In economics, the principle of absolute advantage refers to the ability of a party (an individual, or firm, or country) to produce a good or service more efficiently than its competitors.[1] Adam Smith first described the principle of absolute advantage in the context of international trade, using labor as the only input. Since absolute advantage is determined by a simple comparison of labor productiveness, it is possible for a party to have no absolute advantage in anything.[2]

Origin of the theory

The concept of absolute advantage is generally attributed to Adam Smith for his 1776 publication The Wealth of Nations in which he countered mercantilist ideas.[2][3] Smith argued that it was impossible for all nations to become rich simultaneously by following mercantilism because the export of one nation is another nation’s import and instead stated that all nations would gain simultaneously if they practiced free trade and specialized in accordance with their absolute advantage.[2] Smith also stated that the wealth of nations depends upon the goods and services available to their citizens, rather than their gold reserves.[4]

Because Smith only focused on comparing labor productivities to determine absolute advantage, he did not develop the concept of comparative advantage.[2] While there are possible gains from trade with absolute advantage, the gains may not be mutually beneficial. Comparative advantage focuses on the range of possible mutually beneficial exchanges.


Example 1

Figure 1
Hours of work necessary to produce one unit
Country Cloth Wine
UK 80 100
Portugal 120 90
Figure 2
Hours of work to commit after the specialization
Country Cloth Wine
UK 80 + 100 0
Portugal 0 90 + 120

According to Figure 1, the UK commits 80 hours of labor to produce one unit of cloth, which is fewer than Portugal's hours of work necessary to produce one unit of cloth. The UK is able to produce one unit of cloth with fewer hours of labor, therefore the UK has an absolute advantage in the production of cloth. On the other hand, Portugal commits 90 hours to produce one unit of wine, which is fewer than the UK's hours of work necessary to produce one unit of wine. Therefore, Portugal has an absolute advantage in the production of wine.

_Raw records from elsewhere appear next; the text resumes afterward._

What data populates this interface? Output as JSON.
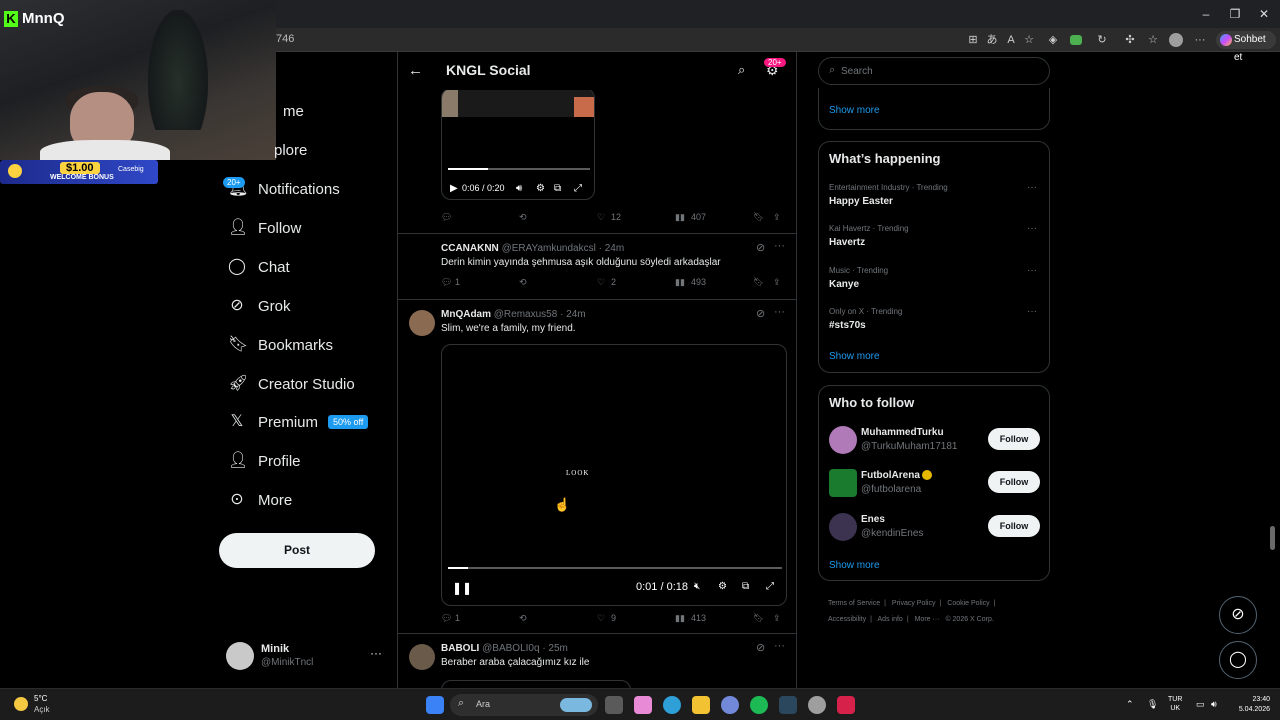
{
  "browser": {
    "address_text": "746",
    "chat_button_label": "Sohbet et",
    "window_controls": {
      "minimize": "–",
      "maximize": "❐",
      "close": "✕"
    }
  },
  "stream_overlay": {
    "channel_name": "MnnQ",
    "channel_logo_letter": "K",
    "bonus_amount": "$1.00",
    "bonus_text": "WELCOME BONUS",
    "bonus_brand": "Casebig"
  },
  "nav": {
    "items": [
      {
        "label": "Home",
        "icon": "home-icon"
      },
      {
        "label": "Explore",
        "icon": "search-icon"
      },
      {
        "label": "Notifications",
        "icon": "bell-icon",
        "badge": "20+"
      },
      {
        "label": "Follow",
        "icon": "person-add-icon"
      },
      {
        "label": "Chat",
        "icon": "chat-icon"
      },
      {
        "label": "Grok",
        "icon": "grok-icon"
      },
      {
        "label": "Bookmarks",
        "icon": "bookmark-icon"
      },
      {
        "label": "Creator Studio",
        "icon": "rocket-icon"
      },
      {
        "label": "Premium",
        "icon": "x-logo-icon",
        "badge": "50% off"
      },
      {
        "label": "Profile",
        "icon": "person-icon"
      },
      {
        "label": "More",
        "icon": "more-circle-icon"
      }
    ],
    "visible_home": "me",
    "visible_explore": "plore",
    "post_button": "Post",
    "account": {
      "name": "Minik",
      "handle": "@MinikTncl",
      "more": "···"
    }
  },
  "feed": {
    "title": "KNGL Social",
    "header_badge": "20+",
    "posts": [
      {
        "video_time": "0:06 / 0:20",
        "video_progress": 0.28,
        "replies": "",
        "reposts": "",
        "likes": "12",
        "views": "407"
      },
      {
        "name": "CCANAKNN",
        "handle": "@ERAYamkundakcsl",
        "time": "· 24m",
        "text": "Derin kimin yayında şehmusa aşık olduğunu  söyledi arkadaşlar",
        "replies": "1",
        "reposts": "",
        "likes": "2",
        "views": "493"
      },
      {
        "name": "MnQAdam",
        "handle": "@Remaxus58",
        "time": "· 24m",
        "text": "Slim, we're a family, my friend.",
        "video_caption": "LOOK",
        "video_time": "0:01 / 0:18",
        "video_progress": 0.06,
        "replies": "1",
        "reposts": "",
        "likes": "9",
        "views": "413"
      },
      {
        "name": "BABOLI",
        "handle": "@BABOLI0q",
        "time": "· 25m",
        "text": "Beraber araba çalacağımız kız ile"
      }
    ]
  },
  "sidebar": {
    "search_placeholder": "Search",
    "top_show_more": "Show more",
    "trends_title": "What’s happening",
    "trends": [
      {
        "category": "Entertainment Industry · Trending",
        "name": "Happy Easter"
      },
      {
        "category": "Kai Havertz · Trending",
        "name": "Havertz"
      },
      {
        "category": "Music · Trending",
        "name": "Kanye"
      },
      {
        "category": "Only on X · Trending",
        "name": "#sts70s"
      }
    ],
    "trends_show_more": "Show more",
    "wtf_title": "Who to follow",
    "wtf": [
      {
        "name": "MuhammedTurku",
        "handle": "@TurkuMuham17181",
        "button": "Follow",
        "avatar_color": "#b07ab8"
      },
      {
        "name": "FutbolArena",
        "handle": "@futbolarena",
        "button": "Follow",
        "avatar_color": "#1a7a2e",
        "verified": true
      },
      {
        "name": "Enes",
        "handle": "@kendinEnes",
        "button": "Follow",
        "avatar_color": "#3b3350"
      }
    ],
    "wtf_show_more": "Show more",
    "footer": [
      "Terms of Service",
      "|",
      "Privacy Policy",
      "|",
      "Cookie Policy",
      "|",
      "Accessibility",
      "|",
      "Ads info",
      "|",
      "More ···",
      "© 2026 X Corp."
    ]
  },
  "taskbar": {
    "weather_temp": "5°C",
    "weather_desc": "Açık",
    "search_label": "Ara",
    "lang_top": "TUR",
    "lang_bottom": "UK",
    "time": "23:40",
    "date": "5.04.2026"
  },
  "colors": {
    "accent": "#1d9bf0",
    "background": "#000000",
    "border": "#2f3336",
    "text_secondary": "#71767b"
  }
}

If the two countries specialize in producing the good for which they have the absolute advantage, and if they exchange part of the good with each other, both of the two countries can end up with more of each good than they would have in the absence of trade.[5][6] In the absence of trade, each country produces one unit of cloth and one unit of wine, i.e. a combined total production of 2 units of cloth and 2 units of wine. Here, if England commits all of its labor (80+100) for the production of cloth for which England has the absolute advantage, England produces (80+100)÷80=2.25 units of cloth. On the other hand, if Portugal commits all of its labor (90+120) for the production of wine, Portugal produces (90+120)÷90=2.33... units of wine. The combined total production in this case is 2.25 units of cloth and 2.33 units of wine which is greater than the total production of each good had there been no specialization. Assuming free trade this will lead to cheaper prices for both goods for both countries.

Example 2

You and your friends decided to help with fundraising for a local charity group by printing T-shirts and making birdhouses.

Further reading

See also


  1. ^ "Absolute advantage | economics". Encyclopedia Britannica. Retrieved 2020-10-21.
  2. ^ a b c d "ABSOLUTE AND COMPARATIVE ADVANTAGE" (PDF). INTERNATIONAL ENCYCLOPEDIA OF THE SOCIAL SCIENCES, 2ND EDITION. pp. 1–2. Archived from the original (PDF) on 2010-05-29. Retrieved 2009-05-04.
  3. ^ International Trade: Theory and Policy. Archived from the original on 2019-01-01. Retrieved 2018-09-18.
  4. ^ Harrington, James W. "International Trade Theory". Geography 349 Absolute advantage. University of Washington. Retrieved 2009-05-04.
  5. ^ Bruce Bueno de Mesquita (2013), Principles of International Politics, SAGE, pp. 329–330, ISBN 9781483304663
  6. ^ Teofilo C. Daquila (2005), The Economies of Southeast Asia: Indonesia, Malaysia, Philippines, Singapore, and Thailand, Nova Publishers, p. 124, ISBN 9781594541889